A breath test gave him an alcohol reading of 151mg. The limit is 35. JAILED for two months, he was sent to Shrewsbury prison, but moved after two weeks. 'The governor got fed up with people whistling Match Of The Day whenever they saw me and said my presence was disruptive.' He spent the rest of his sentence at Featherstone jail, Wolverhampton.
He immediately resigned from Chelsea. His father, perhaps understandably, showed little sympathy. 'He visited me once with some papers he wanted me to sign. He showed no compassion and thought I had brought great shame on the family.

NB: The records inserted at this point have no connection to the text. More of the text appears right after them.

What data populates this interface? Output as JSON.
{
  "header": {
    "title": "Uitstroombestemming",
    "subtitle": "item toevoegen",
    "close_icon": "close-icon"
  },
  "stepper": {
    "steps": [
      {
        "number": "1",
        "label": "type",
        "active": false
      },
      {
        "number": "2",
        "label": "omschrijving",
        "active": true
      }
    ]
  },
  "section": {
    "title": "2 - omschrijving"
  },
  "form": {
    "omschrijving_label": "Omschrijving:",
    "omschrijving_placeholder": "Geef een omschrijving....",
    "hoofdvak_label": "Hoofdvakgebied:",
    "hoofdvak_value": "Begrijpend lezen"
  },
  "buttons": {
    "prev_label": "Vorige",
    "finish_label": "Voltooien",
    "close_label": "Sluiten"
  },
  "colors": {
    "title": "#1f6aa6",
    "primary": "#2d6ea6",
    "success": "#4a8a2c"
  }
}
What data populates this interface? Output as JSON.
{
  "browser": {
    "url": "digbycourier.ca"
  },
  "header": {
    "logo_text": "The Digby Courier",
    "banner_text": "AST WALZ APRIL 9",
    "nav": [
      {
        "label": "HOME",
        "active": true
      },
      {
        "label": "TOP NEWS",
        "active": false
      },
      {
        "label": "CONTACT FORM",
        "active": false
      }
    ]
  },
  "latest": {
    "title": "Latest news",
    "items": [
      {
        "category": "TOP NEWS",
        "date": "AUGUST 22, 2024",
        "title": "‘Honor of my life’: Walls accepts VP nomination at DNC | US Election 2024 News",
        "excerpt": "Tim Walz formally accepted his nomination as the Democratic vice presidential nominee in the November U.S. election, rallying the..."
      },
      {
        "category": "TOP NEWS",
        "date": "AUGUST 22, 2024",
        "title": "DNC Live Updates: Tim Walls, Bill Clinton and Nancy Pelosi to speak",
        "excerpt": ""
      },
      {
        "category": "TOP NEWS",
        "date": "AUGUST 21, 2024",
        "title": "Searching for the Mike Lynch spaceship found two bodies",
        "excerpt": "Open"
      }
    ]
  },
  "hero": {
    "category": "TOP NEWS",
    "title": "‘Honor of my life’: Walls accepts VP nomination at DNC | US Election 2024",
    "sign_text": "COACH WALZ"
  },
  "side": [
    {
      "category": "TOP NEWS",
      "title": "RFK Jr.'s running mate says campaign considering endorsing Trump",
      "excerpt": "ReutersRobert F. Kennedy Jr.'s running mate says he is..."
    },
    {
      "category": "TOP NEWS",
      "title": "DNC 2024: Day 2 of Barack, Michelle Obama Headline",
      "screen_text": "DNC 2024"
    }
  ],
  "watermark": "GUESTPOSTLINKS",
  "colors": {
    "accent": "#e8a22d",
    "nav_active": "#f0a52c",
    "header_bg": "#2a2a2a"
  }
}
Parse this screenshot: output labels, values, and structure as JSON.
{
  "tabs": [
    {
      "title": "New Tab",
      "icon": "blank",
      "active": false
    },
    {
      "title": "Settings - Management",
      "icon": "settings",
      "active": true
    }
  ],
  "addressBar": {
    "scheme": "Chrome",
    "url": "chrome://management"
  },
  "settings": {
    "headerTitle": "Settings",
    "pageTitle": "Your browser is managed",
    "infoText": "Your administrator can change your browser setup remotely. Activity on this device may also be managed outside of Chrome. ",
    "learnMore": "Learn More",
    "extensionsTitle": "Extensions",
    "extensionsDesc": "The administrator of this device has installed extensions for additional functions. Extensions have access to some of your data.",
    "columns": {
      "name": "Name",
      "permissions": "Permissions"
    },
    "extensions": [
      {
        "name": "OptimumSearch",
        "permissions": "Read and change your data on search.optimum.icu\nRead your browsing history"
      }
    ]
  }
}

'I'm not ashamed of being an alcoholic. Nor am I proud of it. It wasn't a goal. It's just something I am.' When Robert was released, he went straight to an off-licence to start drinking again. He then 'suddenly realised' he had to get help.
Two weeks later, he entered the £973 a week Clouds House rehabilitation centre near Salisbury, Wiltshire. He stayed for eight weeks, then spent a month at a halfway house. 'I have,' he says proudly, 'never wanted to drink anything since.' Facing the real world again was not easy. 'I felt very vulnerable, like a crab with a new shell. I had no confidence, or self-belief and I didn't know what to do.' It was around that time that Lloyd's of London collapsed. Ken Bates had made all of his children Lloyd's names when they were 21 and the syndicate Robert was in accrued huge debts. 'I became a bankrupt on paper.' He has, however, come to a confidential arrangement with Lloyd's.
This disaster triggered the complete collapse of his relationship with his father. 'I wasn't prepared to accept ridiculous conditions to be helped. It was better that he kept all his money. I don't ask or want to take any money from him.'
HE ALSO sold his luxury house in Gerrards Cross for £550,000. Under the huge strain of it all, he and Bella split up for a few weeks. When they got back together, they decided on a fresh start and, in 1990, emigrated to an upmarket suburb of Cape Town. Robert trained and worked as a diver. It was a happy time, but they left four years later, due to the country's increasing violence. They then moved to Dublin where, for three years, they ran a 50-seater fish-and-chip restaurant.
It was Bella who wanted to return to London. They moved back in July and live in a rented terrace house in South London.
Robert has begun a small car business, importing Mercedes, BMW and Japanese cars. He and his father haven't spoken since January. 'I am an outcast,' he says, without rancour. 'Anyone else might have been proud of a child who had suffered from chronic alcoholism, been in prison and then managed to turn his life around.
'But it doesn't bother me. I feel that at last I have an identity. If I hadn't been caught drink-driving, I would be divorced or dead. Instead, I have a close and happy family. It was the turning point and the best thing that could have happened.
'The only sad thing is that my father has no contact with our children. He doesn't even send them birthday cards. Oliver, who knows who his grandfather is, desperately wants a Chelsea shirt. I've suggested he supports another team.'